(Interface dataset entries)
Content starts

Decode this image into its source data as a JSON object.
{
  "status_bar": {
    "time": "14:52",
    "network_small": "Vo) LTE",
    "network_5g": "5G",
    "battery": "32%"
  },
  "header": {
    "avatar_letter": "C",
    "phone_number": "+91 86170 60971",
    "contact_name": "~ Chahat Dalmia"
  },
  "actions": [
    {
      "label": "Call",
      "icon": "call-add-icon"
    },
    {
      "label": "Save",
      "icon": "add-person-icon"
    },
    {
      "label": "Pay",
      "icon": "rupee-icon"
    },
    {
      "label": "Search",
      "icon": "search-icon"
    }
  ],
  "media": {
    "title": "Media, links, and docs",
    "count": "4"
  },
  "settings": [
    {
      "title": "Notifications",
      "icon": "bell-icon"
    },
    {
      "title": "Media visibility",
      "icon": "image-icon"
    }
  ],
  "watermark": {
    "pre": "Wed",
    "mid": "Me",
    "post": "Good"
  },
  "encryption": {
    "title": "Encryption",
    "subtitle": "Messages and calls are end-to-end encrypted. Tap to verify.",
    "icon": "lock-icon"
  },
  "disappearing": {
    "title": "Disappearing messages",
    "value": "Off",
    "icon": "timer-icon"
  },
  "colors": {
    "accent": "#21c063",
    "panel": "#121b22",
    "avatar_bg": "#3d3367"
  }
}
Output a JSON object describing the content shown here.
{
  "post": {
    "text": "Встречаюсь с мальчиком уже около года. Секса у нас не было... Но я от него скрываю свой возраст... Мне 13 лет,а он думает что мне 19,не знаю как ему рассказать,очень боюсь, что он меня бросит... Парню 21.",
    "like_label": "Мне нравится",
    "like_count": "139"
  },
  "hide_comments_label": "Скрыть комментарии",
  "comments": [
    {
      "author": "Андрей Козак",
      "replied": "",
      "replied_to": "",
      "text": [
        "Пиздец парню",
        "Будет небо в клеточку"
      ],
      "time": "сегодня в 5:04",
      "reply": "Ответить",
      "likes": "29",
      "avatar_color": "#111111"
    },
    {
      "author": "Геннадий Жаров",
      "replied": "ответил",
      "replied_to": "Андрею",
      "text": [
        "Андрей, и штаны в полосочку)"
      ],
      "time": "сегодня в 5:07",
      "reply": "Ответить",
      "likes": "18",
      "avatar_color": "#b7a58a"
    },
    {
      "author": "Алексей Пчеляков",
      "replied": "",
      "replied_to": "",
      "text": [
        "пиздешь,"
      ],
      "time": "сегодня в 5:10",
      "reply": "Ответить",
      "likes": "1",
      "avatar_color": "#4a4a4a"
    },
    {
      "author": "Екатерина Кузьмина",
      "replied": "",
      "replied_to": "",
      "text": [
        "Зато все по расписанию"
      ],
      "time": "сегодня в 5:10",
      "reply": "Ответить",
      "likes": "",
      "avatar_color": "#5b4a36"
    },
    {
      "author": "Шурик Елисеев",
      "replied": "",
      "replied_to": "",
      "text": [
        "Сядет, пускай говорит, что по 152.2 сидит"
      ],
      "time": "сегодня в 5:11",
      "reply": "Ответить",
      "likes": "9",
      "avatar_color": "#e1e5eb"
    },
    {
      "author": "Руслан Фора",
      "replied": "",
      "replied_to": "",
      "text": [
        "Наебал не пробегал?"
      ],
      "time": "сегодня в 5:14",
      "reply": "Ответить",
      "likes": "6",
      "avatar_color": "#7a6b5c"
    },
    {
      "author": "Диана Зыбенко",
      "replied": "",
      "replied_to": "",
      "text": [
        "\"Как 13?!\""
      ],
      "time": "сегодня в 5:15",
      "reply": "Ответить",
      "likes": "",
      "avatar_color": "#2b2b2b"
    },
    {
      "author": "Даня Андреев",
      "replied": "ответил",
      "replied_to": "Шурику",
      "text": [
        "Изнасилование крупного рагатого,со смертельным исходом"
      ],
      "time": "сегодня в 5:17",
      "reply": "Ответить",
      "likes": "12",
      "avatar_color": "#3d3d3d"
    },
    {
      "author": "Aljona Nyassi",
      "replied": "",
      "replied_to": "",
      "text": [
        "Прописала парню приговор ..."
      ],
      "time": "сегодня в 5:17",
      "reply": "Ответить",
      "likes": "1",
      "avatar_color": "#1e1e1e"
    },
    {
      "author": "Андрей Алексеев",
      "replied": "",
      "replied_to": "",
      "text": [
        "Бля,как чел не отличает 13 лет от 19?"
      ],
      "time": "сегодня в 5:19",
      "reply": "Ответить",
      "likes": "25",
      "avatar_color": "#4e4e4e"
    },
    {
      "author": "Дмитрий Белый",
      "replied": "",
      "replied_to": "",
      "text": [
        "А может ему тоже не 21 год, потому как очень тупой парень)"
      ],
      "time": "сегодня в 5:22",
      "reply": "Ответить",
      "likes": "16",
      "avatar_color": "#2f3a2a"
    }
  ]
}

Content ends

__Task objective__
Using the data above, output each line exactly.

__Result of the task__
Decode this image into its source data as a JSON object.
{
  "status_bar": {
    "time": "14:52",
    "network_small": "Vo) LTE",
    "network_5g": "5G",
    "battery": "32%"
  },
  "header": {
    "avatar_letter": "C",
    "phone_number": "+91 86170 60971",
    "contact_name": "~ Chahat Dalmia"
  },
  "actions": [
    {
      "label": "Call",
      "icon": "call-add-icon"
    },
    {
      "label": "Save",
      "icon": "add-person-icon"
    },
    {
      "label": "Pay",
      "icon": "rupee-icon"
    },
    {
      "label": "Search",
      "icon": "search-icon"
    }
  ],
  "media": {
    "title": "Media, links, and docs",
    "count": "4"
  },
  "settings": [
    {
      "title": "Notifications",
      "icon": "bell-icon"
    },
    {
      "title": "Media visibility",
      "icon": "image-icon"
    }
  ],
  "watermark": {
    "pre": "Wed",
    "mid": "Me",
    "post": "Good"
  },
  "encryption": {
    "title": "Encryption",
    "subtitle": "Messages and calls are end-to-end encrypted. Tap to verify.",
    "icon": "lock-icon"
  },
  "disappearing": {
    "title": "Disappearing messages",
    "value": "Off",
    "icon": "timer-icon"
  },
  "colors": {
    "accent": "#21c063",
    "panel": "#121b22",
    "avatar_bg": "#3d3367"
  }
}
Output a JSON object describing the content shown here.
{
  "post": {
    "text": "Встречаюсь с мальчиком уже около года. Секса у нас не было... Но я от него скрываю свой возраст... Мне 13 лет,а он думает что мне 19,не знаю как ему рассказать,очень боюсь, что он меня бросит... Парню 21.",
    "like_label": "Мне нравится",
    "like_count": "139"
  },
  "hide_comments_label": "Скрыть комментарии",
  "comments": [
    {
      "author": "Андрей Козак",
      "replied": "",
      "replied_to": "",
      "text": [
        "Пиздец парню",
        "Будет небо в клеточку"
      ],
      "time": "сегодня в 5:04",
      "reply": "Ответить",
      "likes": "29",
      "avatar_color": "#111111"
    },
    {
      "author": "Геннадий Жаров",
      "replied": "ответил",
      "replied_to": "Андрею",
      "text": [
        "Андрей, и штаны в полосочку)"
      ],
      "time": "сегодня в 5:07",
      "reply": "Ответить",
      "likes": "18",
      "avatar_color": "#b7a58a"
    },
    {
      "author": "Алексей Пчеляков",
      "replied": "",
      "replied_to": "",
      "text": [
        "пиздешь,"
      ],
      "time": "сегодня в 5:10",
      "reply": "Ответить",
      "likes": "1",
      "avatar_color": "#4a4a4a"
    },
    {
      "author": "Екатерина Кузьмина",
      "replied": "",
      "replied_to": "",
      "text": [
        "Зато все по расписанию"
      ],
      "time": "сегодня в 5:10",
      "reply": "Ответить",
      "likes": "",
      "avatar_color": "#5b4a36"
    },
    {
      "author": "Шурик Елисеев",
      "replied": "",
      "replied_to": "",
      "text": [
        "Сядет, пускай говорит, что по 152.2 сидит"
      ],
      "time": "сегодня в 5:11",
      "reply": "Ответить",
      "likes": "9",
      "avatar_color": "#e1e5eb"
    },
    {
      "author": "Руслан Фора",
      "replied": "",
      "replied_to": "",
      "text": [
        "Наебал не пробегал?"
      ],
      "time": "сегодня в 5:14",
      "reply": "Ответить",
      "likes": "6",
      "avatar_color": "#7a6b5c"
    },
    {
      "author": "Диана Зыбенко",
      "replied": "",
      "replied_to": "",
      "text": [
        "\"Как 13?!\""
      ],
      "time": "сегодня в 5:15",
      "reply": "Ответить",
      "likes": "",
      "avatar_color": "#2b2b2b"
    },
    {
      "author": "Даня Андреев",
      "replied": "ответил",
      "replied_to": "Шурику",
      "text": [
        "Изнасилование крупного рагатого,со смертельным исходом"
      ],
      "time": "сегодня в 5:17",
      "reply": "Ответить",
      "likes": "12",
      "avatar_color": "#3d3d3d"
    },
    {
      "author": "Aljona Nyassi",
      "replied": "",
      "replied_to": "",
      "text": [
        "Прописала парню приговор ..."
      ],
      "time": "сегодня в 5:17",
      "reply": "Ответить",
      "likes": "1",
      "avatar_color": "#1e1e1e"
    },
    {
      "author": "Андрей Алексеев",
      "replied": "",
      "replied_to": "",
      "text": [
        "Бля,как чел не отличает 13 лет от 19?"
      ],
      "time": "сегодня в 5:19",
      "reply": "Ответить",
      "likes": "25",
      "avatar_color": "#4e4e4e"
    },
    {
      "author": "Дмитрий Белый",
      "replied": "",
      "replied_to": "",
      "text": [
        "А может ему тоже не 21 год, потому как очень тупой парень)"
      ],
      "time": "сегодня в 5:22",
      "reply": "Ответить",
      "likes": "16",
      "avatar_color": "#2f3a2a"
    }
  ]
}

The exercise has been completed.